▶ _Brief_: The required answer is every line of the data containing the word "Image".

▶ _Data for analysis_:
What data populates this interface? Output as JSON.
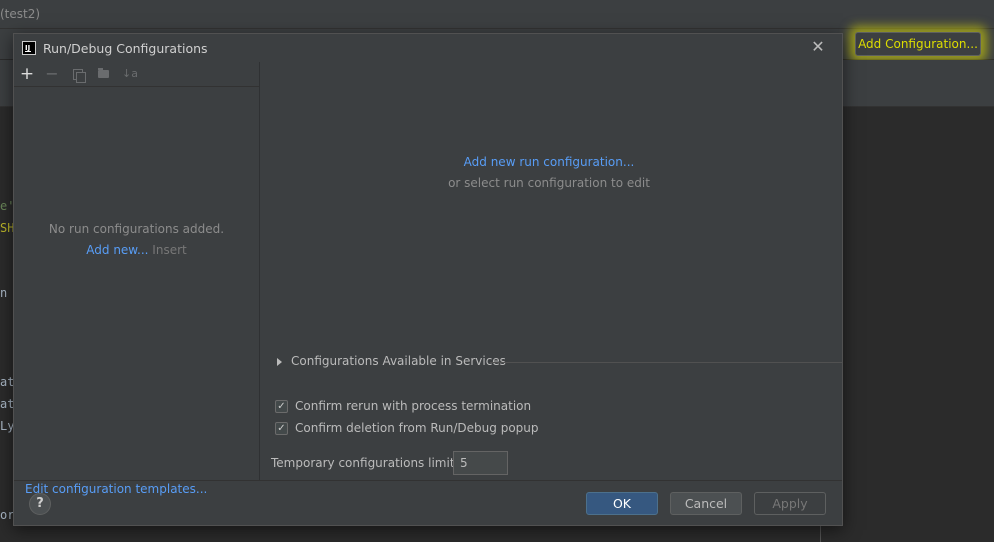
{
  "ide": {
    "window_title": "(test2)",
    "add_configuration_label": "Add Configuration...",
    "code_fragments": [
      "e'",
      "SH",
      "n",
      "at",
      "at",
      "Ly",
      "or"
    ]
  },
  "dialog": {
    "title": "Run/Debug Configurations",
    "app_icon_text": "IJ",
    "left_pane": {
      "toolbar": {
        "add": "+",
        "remove": "−",
        "sort": "↓a"
      },
      "empty_message": "No run configurations added.",
      "add_new_link": "Add new...",
      "add_new_shortcut": "Insert",
      "edit_templates_link": "Edit configuration templates..."
    },
    "right_pane": {
      "add_new_run_config_link": "Add new run configuration...",
      "select_hint": "or select run configuration to edit",
      "services_label": "Configurations Available in Services",
      "confirm_rerun": {
        "label": "Confirm rerun with process termination",
        "checked": true
      },
      "confirm_deletion": {
        "label": "Confirm deletion from Run/Debug popup",
        "checked": true
      },
      "temp_limit_label": "Temporary configurations limit:",
      "temp_limit_value": "5"
    },
    "footer": {
      "help": "?",
      "ok": "OK",
      "cancel": "Cancel",
      "apply": "Apply"
    }
  },
  "colors": {
    "link": "#589df6",
    "highlight": "#dddd00",
    "ok_button": "#365880"
  }
}
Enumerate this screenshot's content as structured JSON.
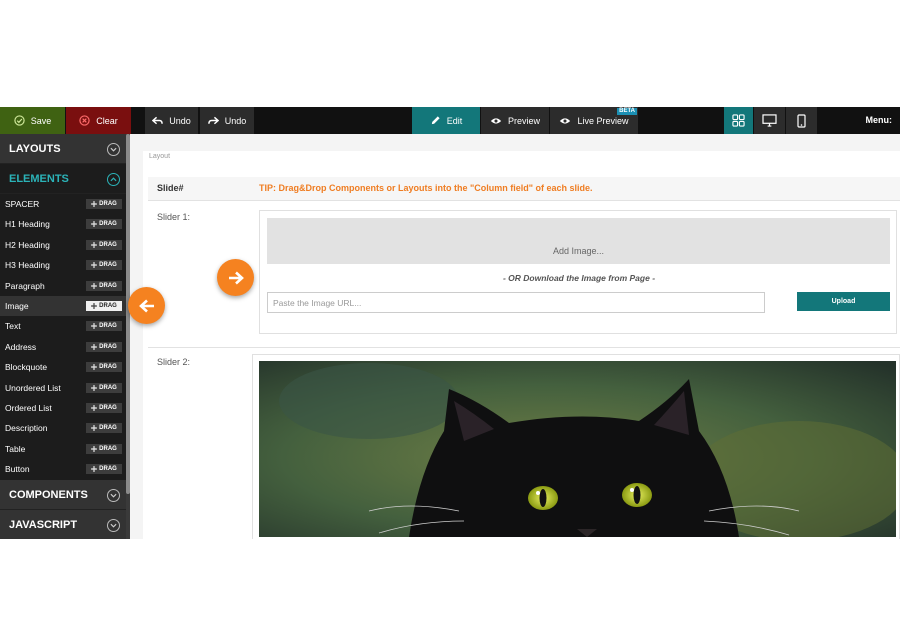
{
  "toolbar": {
    "save_label": "Save",
    "clear_label": "Clear",
    "undo_label": "Undo",
    "redo_label": "Undo",
    "edit_label": "Edit",
    "preview_label": "Preview",
    "live_preview_label": "Live Preview",
    "beta_badge": "BETA",
    "menu_label": "Menu:"
  },
  "sidebar": {
    "layouts_label": "LAYOUTS",
    "elements_label": "ELEMENTS",
    "components_label": "COMPONENTS",
    "javascript_label": "JAVASCRIPT",
    "drag_label": "DRAG",
    "elements": [
      {
        "label": "SPACER"
      },
      {
        "label": "H1 Heading"
      },
      {
        "label": "H2 Heading"
      },
      {
        "label": "H3 Heading"
      },
      {
        "label": "Paragraph"
      },
      {
        "label": "Image"
      },
      {
        "label": "Text"
      },
      {
        "label": "Address"
      },
      {
        "label": "Blockquote"
      },
      {
        "label": "Unordered List"
      },
      {
        "label": "Ordered List"
      },
      {
        "label": "Description"
      },
      {
        "label": "Table"
      },
      {
        "label": "Button"
      }
    ],
    "selected_element": "Image"
  },
  "canvas": {
    "layout_label": "Layout",
    "slide_header": "Slide#",
    "tip": "TIP: Drag&Drop Components or Layouts into the \"Column field\" of each slide.",
    "slider1_label": "Slider 1:",
    "slider2_label": "Slider 2:",
    "add_image_label": "Add Image...",
    "or_download_label": "- OR Download the Image from Page -",
    "url_placeholder": "Paste the Image URL...",
    "upload_label": "Upload"
  },
  "colors": {
    "accent_teal": "#13777a",
    "save_green": "#3f6212",
    "clear_red": "#7a0f0f",
    "tip_orange": "#ef7d22",
    "arrow_orange": "#f58220",
    "sidebar_dark": "#1c1c1c"
  },
  "icons": {
    "save": "save-check-icon",
    "clear": "clear-x-icon",
    "undo": "undo-arrow-icon",
    "redo": "redo-arrow-icon",
    "edit": "pencil-icon",
    "preview": "eye-icon",
    "live_preview": "eye-icon",
    "grid_view": "grid-icon",
    "desktop_view": "desktop-icon",
    "mobile_view": "mobile-icon"
  }
}
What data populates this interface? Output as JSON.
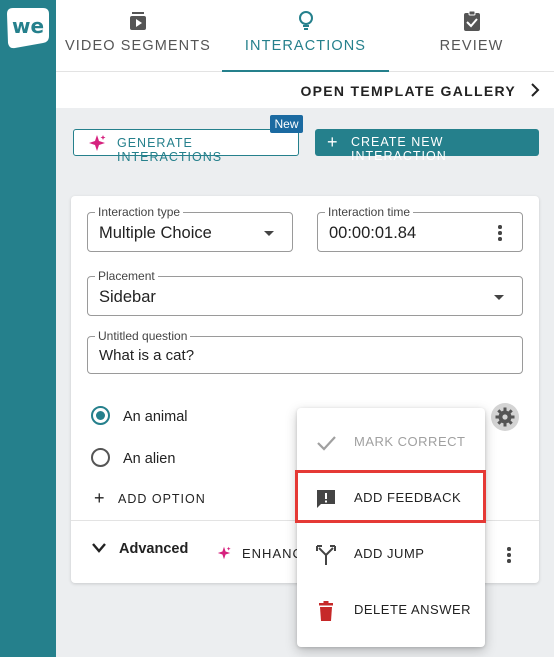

▶ _Written answer_:
        "label": "Image"
    "selected_element": "Image"
    "add_image_label": "Add Image...",
    "or_download_label": "- OR Download the Image from Page -",
    "url_placeholder": "Paste the Image URL...",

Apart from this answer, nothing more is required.